TASK REQUIREMENTS —
All of the entries are to be written out again verbatim.

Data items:
============

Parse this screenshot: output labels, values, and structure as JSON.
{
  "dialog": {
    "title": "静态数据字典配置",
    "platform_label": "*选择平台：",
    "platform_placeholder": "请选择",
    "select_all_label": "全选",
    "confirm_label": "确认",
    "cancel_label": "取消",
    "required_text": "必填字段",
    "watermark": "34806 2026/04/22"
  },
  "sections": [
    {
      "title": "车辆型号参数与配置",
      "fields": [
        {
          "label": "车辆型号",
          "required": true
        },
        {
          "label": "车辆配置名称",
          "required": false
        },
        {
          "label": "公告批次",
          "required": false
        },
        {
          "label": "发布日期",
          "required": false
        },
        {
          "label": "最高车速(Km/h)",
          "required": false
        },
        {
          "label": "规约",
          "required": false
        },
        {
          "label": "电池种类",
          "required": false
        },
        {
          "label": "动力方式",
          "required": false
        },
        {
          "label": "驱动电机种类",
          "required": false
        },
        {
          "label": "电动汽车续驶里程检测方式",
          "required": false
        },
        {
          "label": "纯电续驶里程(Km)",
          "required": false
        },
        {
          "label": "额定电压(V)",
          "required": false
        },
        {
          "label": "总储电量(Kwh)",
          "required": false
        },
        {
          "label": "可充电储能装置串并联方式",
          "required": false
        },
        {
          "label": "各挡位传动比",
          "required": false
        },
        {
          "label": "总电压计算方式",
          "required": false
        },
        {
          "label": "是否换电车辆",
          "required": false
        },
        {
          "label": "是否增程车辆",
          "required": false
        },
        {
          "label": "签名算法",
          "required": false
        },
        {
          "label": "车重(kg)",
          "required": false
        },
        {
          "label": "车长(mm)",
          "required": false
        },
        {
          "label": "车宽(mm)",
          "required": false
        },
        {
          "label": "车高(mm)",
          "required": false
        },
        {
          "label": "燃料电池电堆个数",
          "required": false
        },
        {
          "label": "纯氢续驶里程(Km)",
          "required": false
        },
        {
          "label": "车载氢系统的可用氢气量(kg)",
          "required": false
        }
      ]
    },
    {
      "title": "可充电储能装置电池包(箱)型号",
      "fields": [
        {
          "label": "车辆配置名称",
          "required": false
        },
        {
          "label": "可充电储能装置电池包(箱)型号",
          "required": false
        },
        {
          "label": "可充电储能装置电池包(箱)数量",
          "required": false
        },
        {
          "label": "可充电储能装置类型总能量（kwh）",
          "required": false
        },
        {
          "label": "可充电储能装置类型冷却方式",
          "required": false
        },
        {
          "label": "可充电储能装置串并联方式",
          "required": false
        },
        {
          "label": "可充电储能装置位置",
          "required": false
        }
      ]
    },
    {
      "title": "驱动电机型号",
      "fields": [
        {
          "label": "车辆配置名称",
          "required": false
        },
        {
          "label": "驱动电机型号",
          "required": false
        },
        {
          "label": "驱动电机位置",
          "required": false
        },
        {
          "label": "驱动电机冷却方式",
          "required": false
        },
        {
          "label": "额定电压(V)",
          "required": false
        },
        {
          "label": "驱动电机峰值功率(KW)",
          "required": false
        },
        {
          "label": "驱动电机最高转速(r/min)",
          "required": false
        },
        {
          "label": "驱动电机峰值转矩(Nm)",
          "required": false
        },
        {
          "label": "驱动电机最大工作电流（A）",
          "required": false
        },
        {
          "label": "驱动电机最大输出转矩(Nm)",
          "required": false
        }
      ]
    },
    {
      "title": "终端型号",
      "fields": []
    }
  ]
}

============

ANSWER SPACE —
Parse this screenshot: output labels, values, and structure as JSON.
{
  "dialog": {
    "title": "静态数据字典配置",
    "platform_label": "*选择平台：",
    "platform_placeholder": "请选择",
    "select_all_label": "全选",
    "confirm_label": "确认",
    "cancel_label": "取消",
    "required_text": "必填字段",
    "watermark": "34806 2026/04/22"
  },
  "sections": [
    {
      "title": "车辆型号参数与配置",
      "fields": [
        {
          "label": "车辆型号",
          "required": true
        },
        {
          "label": "车辆配置名称",
          "required": false
        },
        {
          "label": "公告批次",
          "required": false
        },
        {
          "label": "发布日期",
          "required": false
        },
        {
          "label": "最高车速(Km/h)",
          "required": false
        },
        {
          "label": "规约",
          "required": false
        },
        {
          "label": "电池种类",
          "required": false
        },
        {
          "label": "动力方式",
          "required": false
        },
        {
          "label": "驱动电机种类",
          "required": false
        },
        {
          "label": "电动汽车续驶里程检测方式",
          "required": false
        },
        {
          "label": "纯电续驶里程(Km)",
          "required": false
        },
        {
          "label": "额定电压(V)",
          "required": false
        },
        {
          "label": "总储电量(Kwh)",
          "required": false
        },
        {
          "label": "可充电储能装置串并联方式",
          "required": false
        },
        {
          "label": "各挡位传动比",
          "required": false
        },
        {
          "label": "总电压计算方式",
          "required": false
        },
        {
          "label": "是否换电车辆",
          "required": false
        },
        {
          "label": "是否增程车辆",
          "required": false
        },
        {
          "label": "签名算法",
          "required": false
        },
        {
          "label": "车重(kg)",
          "required": false
        },
        {
          "label": "车长(mm)",
          "required": false
        },
        {
          "label": "车宽(mm)",
          "required": false
        },
        {
          "label": "车高(mm)",
          "required": false
        },
        {
          "label": "燃料电池电堆个数",
          "required": false
        },
        {
          "label": "纯氢续驶里程(Km)",
          "required": false
        },
        {
          "label": "车载氢系统的可用氢气量(kg)",
          "required": false
        }
      ]
    },
    {
      "title": "可充电储能装置电池包(箱)型号",
      "fields": [
        {
          "label": "车辆配置名称",
          "required": false
        },
        {
          "label": "可充电储能装置电池包(箱)型号",
          "required": false
        },
        {
          "label": "可充电储能装置电池包(箱)数量",
          "required": false
        },
        {
          "label": "可充电储能装置类型总能量（kwh）",
          "required": false
        },
        {
          "label": "可充电储能装置类型冷却方式",
          "required": false
        },
        {
          "label": "可充电储能装置串并联方式",
          "required": false
        },
        {
          "label": "可充电储能装置位置",
          "required": false
        }
      ]
    },
    {
      "title": "驱动电机型号",
      "fields": [
        {
          "label": "车辆配置名称",
          "required": false
        },
        {
          "label": "驱动电机型号",
          "required": false
        },
        {
          "label": "驱动电机位置",
          "required": false
        },
        {
          "label": "驱动电机冷却方式",
          "required": false
        },
        {
          "label": "额定电压(V)",
          "required": false
        },
        {
          "label": "驱动电机峰值功率(KW)",
          "required": false
        },
        {
          "label": "驱动电机最高转速(r/min)",
          "required": false
        },
        {
          "label": "驱动电机峰值转矩(Nm)",
          "required": false
        },
        {
          "label": "驱动电机最大工作电流（A）",
          "required": false
        },
        {
          "label": "驱动电机最大输出转矩(Nm)",
          "required": false
        }
      ]
    },
    {
      "title": "终端型号",
      "fields": []
    }
  ]
}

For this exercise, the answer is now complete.